Screen Vinyl Image – 51:21
Something about Screen Vinyl Image is unambiguously vintage.
It could be the name – its resemblance to the authentically ancient Ultra Vivid Scene.
But more likely its the sound. Born out of the far ‘nu’-er Alcian Blue, SVI are unashamedly not so. Ignore any/all reviews/bios calling SVI ‘futuristic’ or ‘contemporary’ or any synonym thereof. Look – they’ve got Bernard Sumner to do vox on ‘Stay Asleep’ – the second track of their latest release*, 51:21, presumably named for the duration of the album (which, fyi, is 51:59)
51:21 opens with the immensely likeable ‘Too Much Speed’ – released as a single a couple of years ago if you were paying attention. A pleasantly noisy pop-tart with a tambourine and a hook, dancing with each other against a backdrop of fuzzy-coarse guitar noise that remains politely out of the way.

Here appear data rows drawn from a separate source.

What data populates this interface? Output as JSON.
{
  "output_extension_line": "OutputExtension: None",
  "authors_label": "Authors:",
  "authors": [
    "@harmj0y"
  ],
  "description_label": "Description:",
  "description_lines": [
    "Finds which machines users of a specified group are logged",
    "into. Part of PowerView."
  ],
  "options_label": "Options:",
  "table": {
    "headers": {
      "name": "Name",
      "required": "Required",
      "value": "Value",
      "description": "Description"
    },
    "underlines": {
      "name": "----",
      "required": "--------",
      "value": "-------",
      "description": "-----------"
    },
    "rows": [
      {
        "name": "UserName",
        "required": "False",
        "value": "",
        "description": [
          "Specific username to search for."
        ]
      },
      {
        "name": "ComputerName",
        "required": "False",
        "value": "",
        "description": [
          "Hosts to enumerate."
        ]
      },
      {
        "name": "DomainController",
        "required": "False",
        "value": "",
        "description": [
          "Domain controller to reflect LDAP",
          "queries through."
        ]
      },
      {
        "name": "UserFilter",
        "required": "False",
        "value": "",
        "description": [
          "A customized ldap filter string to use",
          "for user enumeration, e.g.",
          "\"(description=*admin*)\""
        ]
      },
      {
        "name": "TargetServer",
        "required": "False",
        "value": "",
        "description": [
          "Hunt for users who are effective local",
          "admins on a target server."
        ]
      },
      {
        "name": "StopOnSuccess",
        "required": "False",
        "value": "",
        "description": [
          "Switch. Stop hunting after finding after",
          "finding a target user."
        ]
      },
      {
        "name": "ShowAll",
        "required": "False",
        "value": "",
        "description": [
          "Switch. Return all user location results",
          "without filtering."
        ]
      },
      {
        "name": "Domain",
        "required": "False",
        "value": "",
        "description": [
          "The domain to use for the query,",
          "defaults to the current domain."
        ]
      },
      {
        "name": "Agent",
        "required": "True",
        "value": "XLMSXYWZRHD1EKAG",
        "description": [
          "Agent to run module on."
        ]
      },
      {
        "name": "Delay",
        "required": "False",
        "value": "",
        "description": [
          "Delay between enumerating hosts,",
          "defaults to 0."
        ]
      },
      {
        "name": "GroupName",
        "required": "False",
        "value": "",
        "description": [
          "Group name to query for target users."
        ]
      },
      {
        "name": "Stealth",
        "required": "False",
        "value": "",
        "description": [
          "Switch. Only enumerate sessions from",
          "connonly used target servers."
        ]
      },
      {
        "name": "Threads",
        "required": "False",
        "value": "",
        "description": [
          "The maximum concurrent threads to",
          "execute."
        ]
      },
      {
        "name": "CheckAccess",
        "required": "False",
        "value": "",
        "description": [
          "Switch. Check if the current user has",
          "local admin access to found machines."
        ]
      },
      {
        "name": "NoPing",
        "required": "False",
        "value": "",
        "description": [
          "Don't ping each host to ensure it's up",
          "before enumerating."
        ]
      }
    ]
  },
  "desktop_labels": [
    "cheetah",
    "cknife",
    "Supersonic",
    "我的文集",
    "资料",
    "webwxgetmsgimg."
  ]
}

Not quite so approachable is the aforementioned ‘Stay Asleep’ which features Gary Chadwick**. There is not a shred of doubt that this track was recorded around the time I was born (probably earlier).
BUT WAIT WHAT’S THIS.

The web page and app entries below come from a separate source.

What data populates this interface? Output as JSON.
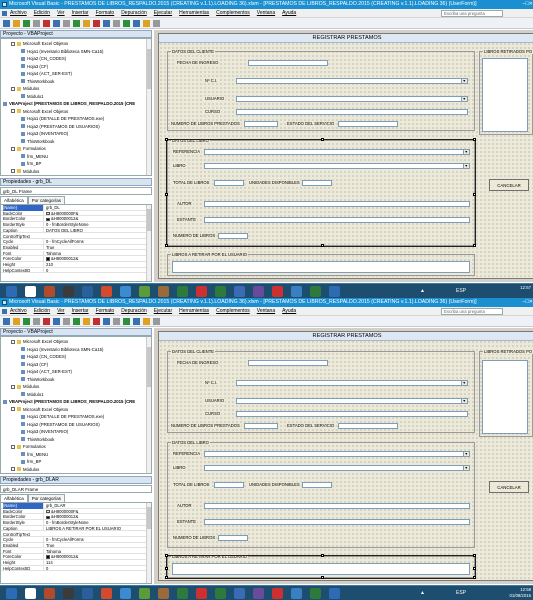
{
  "window": {
    "title": "Microsoft Visual Basic - PRESTAMOS DE LIBROS_RESPALDO.2015 (CREATING v.1.1).LOADING 36).xlsm - [PRESTAMOS DE LIBROS_RESPALDO.2015 (CREATING v.1.1).LOADING 36) (UserForm)]",
    "help_placeholder": "Escriba una pregunta"
  },
  "menu": [
    "Archivo",
    "Edición",
    "Ver",
    "Insertar",
    "Formato",
    "Depuración",
    "Ejecutar",
    "Herramientas",
    "Complementos",
    "Ventana",
    "Ayuda"
  ],
  "project": {
    "title": "Proyecto - VBAProject",
    "rows": [
      "Microsoft Excel Objetos",
      "Hoja1 (Inventario Biblioteca SMN-Ca15)",
      "Hoja2 (CN_CODES)",
      "Hoja3 (CF)",
      "Hoja4 (ACT_SER-EST)",
      "ThisWorkbook",
      "Módulos",
      "Módulo1",
      "VBAProject (PRESTAMOS DE LIBROS_RESPALDO.2015 (CRE",
      "Microsoft Excel Objetos",
      "Hoja1 (DETALLE DE PRESTAMOS.exe)",
      "Hoja2 (PRESTAMOS DE USUARIOS)",
      "Hoja3 (INVENTARIO)",
      "ThisWorkbook",
      "Formularios",
      "frm_MENU",
      "frm_BP",
      "Módulos"
    ]
  },
  "top": {
    "props_title": "Propiedades - grb_DL",
    "object": "grb_DL Frame",
    "tabs": [
      "Alfabética",
      "Por categorías"
    ],
    "props": [
      {
        "k": "(Name)",
        "v": "grb_DL"
      },
      {
        "k": "BackColor",
        "v": "&H8000000F&"
      },
      {
        "k": "BorderColor",
        "v": "&H80000012&"
      },
      {
        "k": "BorderStyle",
        "v": "0 - fmBorderStyleNone"
      },
      {
        "k": "Caption",
        "v": "DATOS DEL LIBRO"
      },
      {
        "k": "ControlTipText",
        "v": ""
      },
      {
        "k": "Cycle",
        "v": "0 - fmCycleAllForms"
      },
      {
        "k": "Enabled",
        "v": "True"
      },
      {
        "k": "Font",
        "v": "Tahoma"
      },
      {
        "k": "ForeColor",
        "v": "&H80000012&"
      },
      {
        "k": "Height",
        "v": "210"
      },
      {
        "k": "HelpContextID",
        "v": "0"
      }
    ],
    "clock_time": "12:57"
  },
  "bottom": {
    "props_title": "Propiedades - grb_DLAR",
    "object": "grb_DLAR Frame",
    "tabs": [
      "Alfabética",
      "Por categorías"
    ],
    "props": [
      {
        "k": "(Name)",
        "v": "grb_DLAR"
      },
      {
        "k": "BackColor",
        "v": "&H8000000F&"
      },
      {
        "k": "BorderColor",
        "v": "&H80000012&"
      },
      {
        "k": "BorderStyle",
        "v": "0 - fmBorderStyleNone"
      },
      {
        "k": "Caption",
        "v": "LIBROS A RETIRAR POR EL USUARIO"
      },
      {
        "k": "ControlTipText",
        "v": ""
      },
      {
        "k": "Cycle",
        "v": "0 - fmCycleAllForms"
      },
      {
        "k": "Enabled",
        "v": "True"
      },
      {
        "k": "Font",
        "v": "Tahoma"
      },
      {
        "k": "ForeColor",
        "v": "&H80000012&"
      },
      {
        "k": "Height",
        "v": "114"
      },
      {
        "k": "HelpContextID",
        "v": "0"
      }
    ],
    "clock_time": "12:58",
    "clock_date": "01/08/2015"
  },
  "form": {
    "title": "REGISTRAR PRESTAMOS",
    "cliente_caption": "DATOS DEL CLIENTE",
    "fecha_label": "FECHA DE INGRESO",
    "nci_label": "Nº C.I.",
    "usuario_label": "USUARIO",
    "curso_label": "CURSO",
    "num_libros_label": "NUMERO DE LIBROS PRESTADOS",
    "estado_label": "ESTADO DEL SERVICIO",
    "retirados_caption": "LIBROS RETIRADOS PO",
    "libro_caption": "DATOS DEL LIBRO",
    "referencia_label": "REFERENCIA",
    "libro_label": "LIBRO",
    "total_label": "TOTAL DE LIBROS",
    "unidades_label": "UNIDADES DISPONIBLES",
    "autor_label": "AUTOR",
    "estante_label": "ESTANTE",
    "numero_label": "NUMERO DE LIBROS",
    "cancelar_label": "CANCELAR",
    "retirar_caption": "LIBROS A RETIRAR POR EL USUARIO"
  },
  "taskbar": {
    "lang": "ESP"
  },
  "colors": {
    "titlebar": "#1c8fd0",
    "taskbar": "#1d4e6f",
    "selected": "#3167c4",
    "form_bg": "#ece9d8"
  }
}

Cross the four minute mark and it’s the scene from Alien – an entirely new creature bursting out of a familiar character. Relentless (analogue) synths push their way out of the placid electropop and drill their way mercilessly into your subconscious. You’ll hear the echoes in your dreams, your veins will throb to the percussion and your ears will tingle with what may be white noise or may be tinnitus.
Barring the closer, we’ve met the rest of these songs before, on The Midnight Sun EP, but they’re worth revisiting. These are the tracks you can see played live while you listen – lights swaying and melting into each other, voices soaked up by carpet and bouncing off concrete, heads bobbing or swaying, eyelids closing, bodies staying rigid.
I’m especially fond of ‘Passing Through Mirrors’ – atypical, no doubt, it lacks the blackness of its comrades, its guitar is very nearly acoustic, it’s got ‘shimmer’ and ‘sparkle’ (are those chimes?), it whistles and it coos, and before it can hypnotise us completely, it curls up into itself and slinks away, leaving us with the unforgiving intro of ’16mm Shrine’ to jolt us back into the dark.
Thinkpiece? Jam session? Composition? Who knows what ’51:21′ was meant to be but its 32 minutes are what take up the 51:21 (51:59?) it’s named after. Live and unedited, it’s whirlpool synths, marching beats, metallic echos, a racing pulse, and even some 8 bit ideas. Our alien friend from ‘Stay Asleep’ also makes an appearance around the 25 minute mark, this time with a classic reverby ‘gaze guitar serving as its foil.
If I had been more timely, I’d have been able to lead you to their bandcamp page so you could pick up 51:21 in Ye Olde Cassette Formatte. Now, however, you’re left with no choice but to direct venomous curses at me as you grudgingly download the digital album.